But the frontman of the Graham Colton Band cringes at all of the manufactured Ashlee Simpson and Ryan Cabrera wannabes out there.

"In today's music, people have their own TV shows and are lip-synching or whatever," the 23-year-old singer-songwriter says, phoning from the road between Dallas and Austin, Texas. "Someone like Kelly comes along and her voice is undeniable and puts an end to all of that. That girl can sing her ass off. It's ridiculous how amazingly talented she is."

Colton, who began writing and performing songs in and around the Dallas pubs and coffee houses as a teen, says he feels an affinity for Clarkson, especially after her pop-to-rock transformation with her "Breakaway" CD.

"I've never toured with someone my own age," he says.

The list of huge stadium acts Colton has opened for include Dave Matthews, Maroon 5, Train, John Mayer and now Clarkson.

"There's a lot of parallels with what she's going through as an artist and what I'm going through in my career, but with me it's obviously at a much lesser extent," he explains. "Kelly and I come from similar places and have a similar history. And hopefully, we're both going in similar directions with our careers."

It's that familiar history, Colton insists, that won over Clarkson when she was scouting for her tour this spring.

"From what we understand, Kelly was given a stack of CDs and ours is the only one she liked," he muses. "With the first tour, she was consciously looking for an underground, raw band to open for her."

Clarkson found what she was looking for with the roots-rock sound of GCB. Armed with the CD "Drive," the group—vocalist and guitarist Colton, drummer John Elder, bassist Ryan Tallent, guitarist Aben Eubanks and pianist John Lancaster—has drawn comparisons to artists ranging from Tom Petty and the Heartbreakers to Oasis.

"We didn't know what to expect when we found out she wanted us to tour with her," Colton says. "The guys in the band all loved that first song on 'Breakaway'—'Since You Were Gone'—but we weren't sure if we were a good fit. But when we got out there, it just worked. We're playing almost the same style set we played opening for Dave Matthews and it still works."

Having toured with Clarkson for months and asked back for a second round of shows this summer, Colton says he has a newfound respect for the morphed "American Idol."

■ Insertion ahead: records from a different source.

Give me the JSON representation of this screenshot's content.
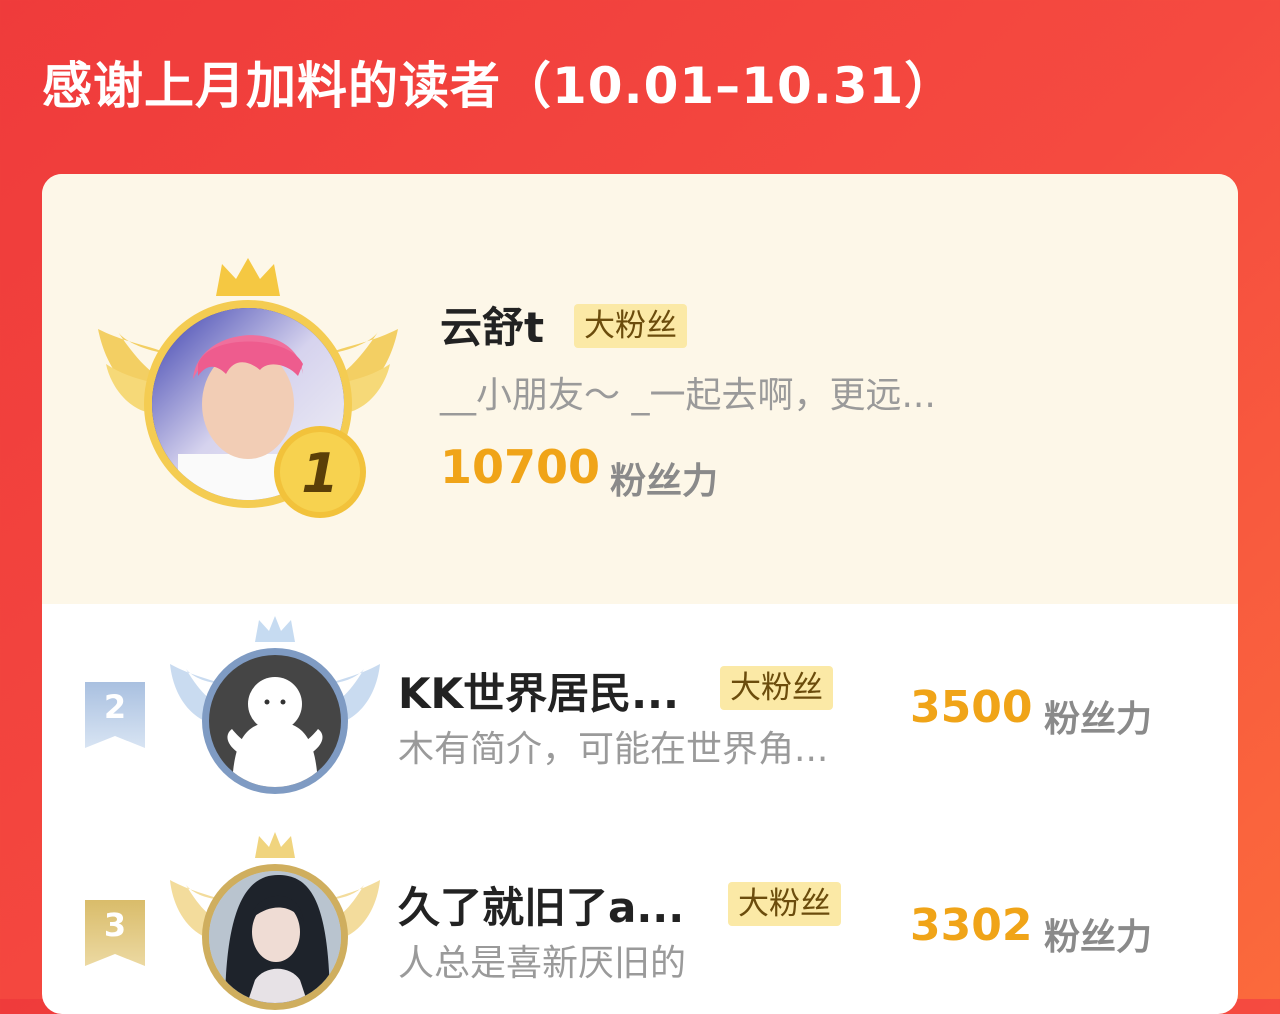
{
  "title": "感谢上月加料的读者（10.01–10.31）",
  "colors": {
    "background": "#f1433e",
    "gold": "#f0a418",
    "badge_bg": "#fbe9a6",
    "top_section_bg": "#fdf7e8"
  },
  "leaders": [
    {
      "rank": "1",
      "name": "云舒t",
      "badge": "大粉丝",
      "bio": "__小朋友～ _一起去啊，更远...",
      "score": "10700",
      "score_unit": "粉丝力",
      "avatar": "pink-hair-photo"
    },
    {
      "rank": "2",
      "name": "KK世界居民...",
      "badge": "大粉丝",
      "bio": "木有简介，可能在世界角...",
      "score": "3500",
      "score_unit": "粉丝力",
      "avatar": "default-ghost-avatar"
    },
    {
      "rank": "3",
      "name": "久了就旧了a...",
      "badge": "大粉丝",
      "bio": "人总是喜新厌旧的",
      "score": "3302",
      "score_unit": "粉丝力",
      "avatar": "anime-girl-avatar"
    }
  ]
}
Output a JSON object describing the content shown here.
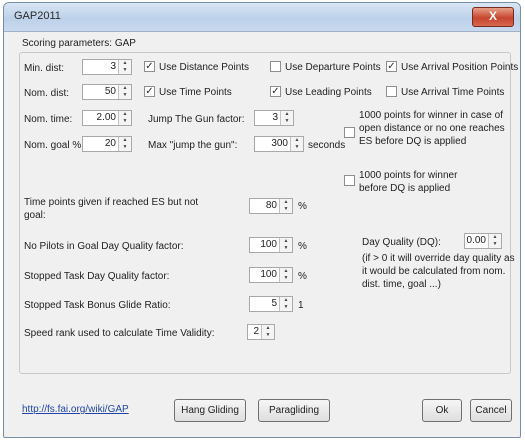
{
  "window": {
    "title": "GAP2011",
    "close_glyph": "X"
  },
  "group_label": "Scoring parameters: GAP",
  "fields": {
    "min_dist": {
      "label": "Min. dist:",
      "value": "3"
    },
    "nom_dist": {
      "label": "Nom. dist:",
      "value": "50"
    },
    "nom_time": {
      "label": "Nom. time:",
      "value": "2.00"
    },
    "nom_goal": {
      "label": "Nom. goal %:",
      "value": "20"
    },
    "jtg_factor": {
      "label": "Jump The Gun factor:",
      "value": "3"
    },
    "max_jtg": {
      "label": "Max \"jump the gun\":",
      "value": "300",
      "unit": "seconds"
    }
  },
  "checkboxes": {
    "use_distance": {
      "label": "Use Distance Points",
      "checked": true
    },
    "use_departure": {
      "label": "Use Departure Points",
      "checked": false
    },
    "use_arrival_pos": {
      "label": "Use Arrival Position Points",
      "checked": true
    },
    "use_time": {
      "label": "Use Time Points",
      "checked": true
    },
    "use_leading": {
      "label": "Use Leading Points",
      "checked": true
    },
    "use_arrival_time": {
      "label": "Use Arrival Time Points",
      "checked": false
    },
    "winner_1000_open": {
      "label_lines": [
        "1000 points for winner in case of",
        "open distance or no one reaches",
        "ES before DQ is applied"
      ],
      "checked": false
    },
    "winner_1000_before": {
      "label_lines": [
        "1000 points for winner",
        "before DQ is applied"
      ],
      "checked": false
    }
  },
  "lower": {
    "time_points_es": {
      "label_lines": [
        "Time points given if reached ES but not",
        "goal:"
      ],
      "value": "80",
      "unit": "%"
    },
    "no_pilots_goal": {
      "label": "No Pilots in Goal Day Quality factor:",
      "value": "100",
      "unit": "%"
    },
    "stopped_task": {
      "label": "Stopped Task Day Quality factor:",
      "value": "100",
      "unit": "%"
    },
    "bonus_glide": {
      "label": "Stopped Task Bonus Glide Ratio:",
      "value": "5",
      "unit": "1"
    },
    "speed_rank": {
      "label": "Speed rank used to calculate Time Validity:",
      "value": "2"
    }
  },
  "day_quality": {
    "label": "Day Quality (DQ):",
    "value": "0.00",
    "note_lines": [
      "(if > 0 it will override day quality as",
      "it would be calculated from nom.",
      "dist. time, goal ...)"
    ]
  },
  "footer": {
    "link": "http://fs.fai.org/wiki/GAP",
    "hang_gliding": "Hang Gliding",
    "paragliding": "Paragliding",
    "ok": "Ok",
    "cancel": "Cancel"
  }
}
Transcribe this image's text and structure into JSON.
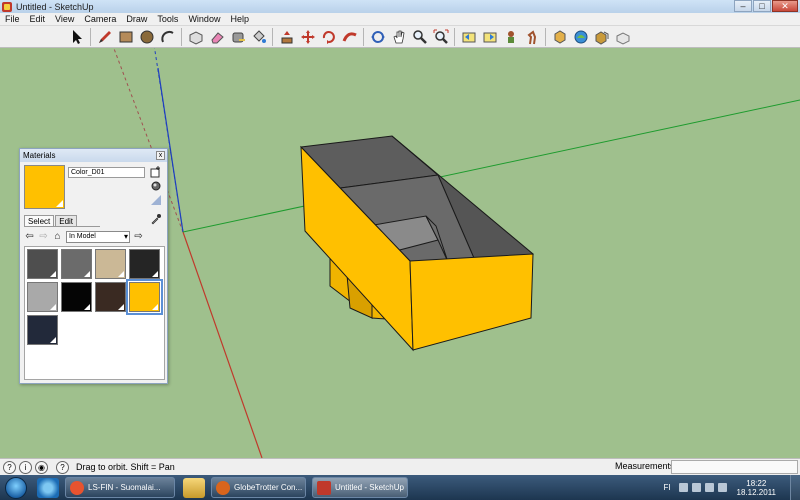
{
  "window": {
    "title": "Untitled - SketchUp",
    "minimize": "–",
    "maximize": "□",
    "close": "✕"
  },
  "menu": [
    "File",
    "Edit",
    "View",
    "Camera",
    "Draw",
    "Tools",
    "Window",
    "Help"
  ],
  "toolbar": {
    "tools": [
      "select-arrow-icon",
      "pencil-line-icon",
      "rectangle-icon",
      "circle-icon",
      "arc-icon",
      "make-component-icon",
      "eraser-icon",
      "tape-measure-icon",
      "paint-bucket-icon",
      "push-pull-icon",
      "move-icon",
      "rotate-icon",
      "follow-me-icon",
      "orbit-icon",
      "pan-hand-icon",
      "zoom-icon",
      "zoom-extents-icon",
      "previous-view-icon",
      "next-view-icon",
      "position-camera-icon",
      "walk-icon",
      "get-models-icon",
      "share-model-icon",
      "get-components-icon",
      "share-component-icon"
    ]
  },
  "materials": {
    "title": "Materials",
    "close": "x",
    "selected_name": "Color_D01",
    "selected_color": "#ffc000",
    "tabs": [
      "Select",
      "Edit"
    ],
    "library": "In Model",
    "swatches": [
      {
        "color": "#4e4e4e"
      },
      {
        "color": "#6b6b6b"
      },
      {
        "color": "#cbb896"
      },
      {
        "color": "#252525"
      },
      {
        "color": "#a9a9a9"
      },
      {
        "color": "#050505"
      },
      {
        "color": "#3a2a22"
      },
      {
        "color": "#ffc000",
        "selected": true
      },
      {
        "color": "#22293a"
      }
    ]
  },
  "status": {
    "hint": "Drag to orbit.  Shift = Pan",
    "measurements_label": "Measurements"
  },
  "taskbar": {
    "items": [
      {
        "label": "LS-FIN - Suomalai...",
        "icon_color": "#e8532f"
      },
      {
        "label": "GlobeTrotter Con...",
        "icon_color": "#d9651d"
      },
      {
        "label": "Untitled - SketchUp",
        "icon_color": "#c0392b",
        "active": true
      }
    ],
    "language": "FI",
    "time": "18:22",
    "date": "18.12.2011"
  },
  "colors": {
    "ground": "#9fc08d",
    "box_yellow": "#ffc000",
    "box_inner": "#5a5a5a",
    "axis_red": "#c0392b",
    "axis_green": "#1e9b2e",
    "axis_blue": "#1f3fbf"
  }
}
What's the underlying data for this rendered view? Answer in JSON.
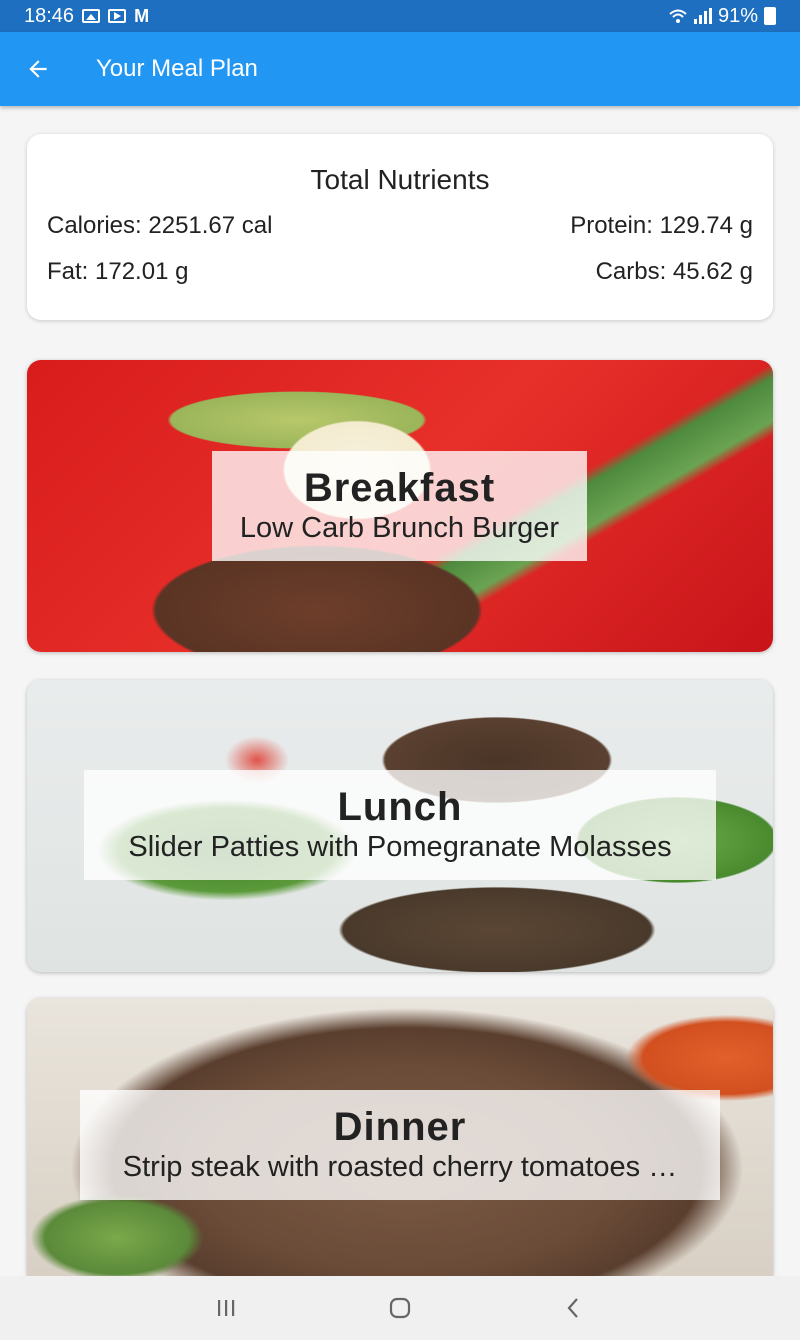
{
  "status_bar": {
    "time": "18:46",
    "notification_icons": [
      "image-icon",
      "youtube-icon",
      "gmail-icon"
    ],
    "battery": "91%"
  },
  "app_bar": {
    "title": "Your Meal Plan",
    "back_icon": "arrow-back-icon",
    "color": "#2196f3"
  },
  "nutrients": {
    "title": "Total Nutrients",
    "calories": "Calories: 2251.67 cal",
    "protein": "Protein: 129.74 g",
    "fat": "Fat: 172.01 g",
    "carbs": "Carbs: 45.62 g"
  },
  "meals": [
    {
      "heading": "Breakfast",
      "name": "Low Carb Brunch Burger"
    },
    {
      "heading": "Lunch",
      "name": "Slider Patties with Pomegranate Molasses"
    },
    {
      "heading": "Dinner",
      "name": "Strip steak with roasted cherry tomatoes …"
    }
  ],
  "nav_bar": {
    "buttons": [
      "recent-apps-icon",
      "home-icon",
      "back-icon"
    ]
  }
}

"People admire her as an artist because she doesn't give a shit what people think and she's real," he says. "It comes across in her new album, it came across when she was on 'American Idol,' and it comes across when she's onstage," he says. "That's why a band like ours works as her opening act. She stands by what she believes is right and doesn't care what people may say."

Colton, armed with radio-friendly hits like "Morning Light" and "Cigarette," says he had that same don't-give-a-shit attitude when crafting "Drive" with veteran producer Brendan O'Brien (Bruce Springsteen, Black Crowes and Train).

"We didn't try to reinvent the wheel with this record," he says. "We tried to keep it simple and write simple songs that people can relate to."

As for the future, Colton says he'll take the slow-and-steady road with his music, instead of the manufactured star in a jar approach.

"You can make anybody a star these days with enough money behind it," he says. "We'll do what we have to do in order to stick around and to have longevity. We would rather be a slow-and-steady burn, instead of a flash in the pan."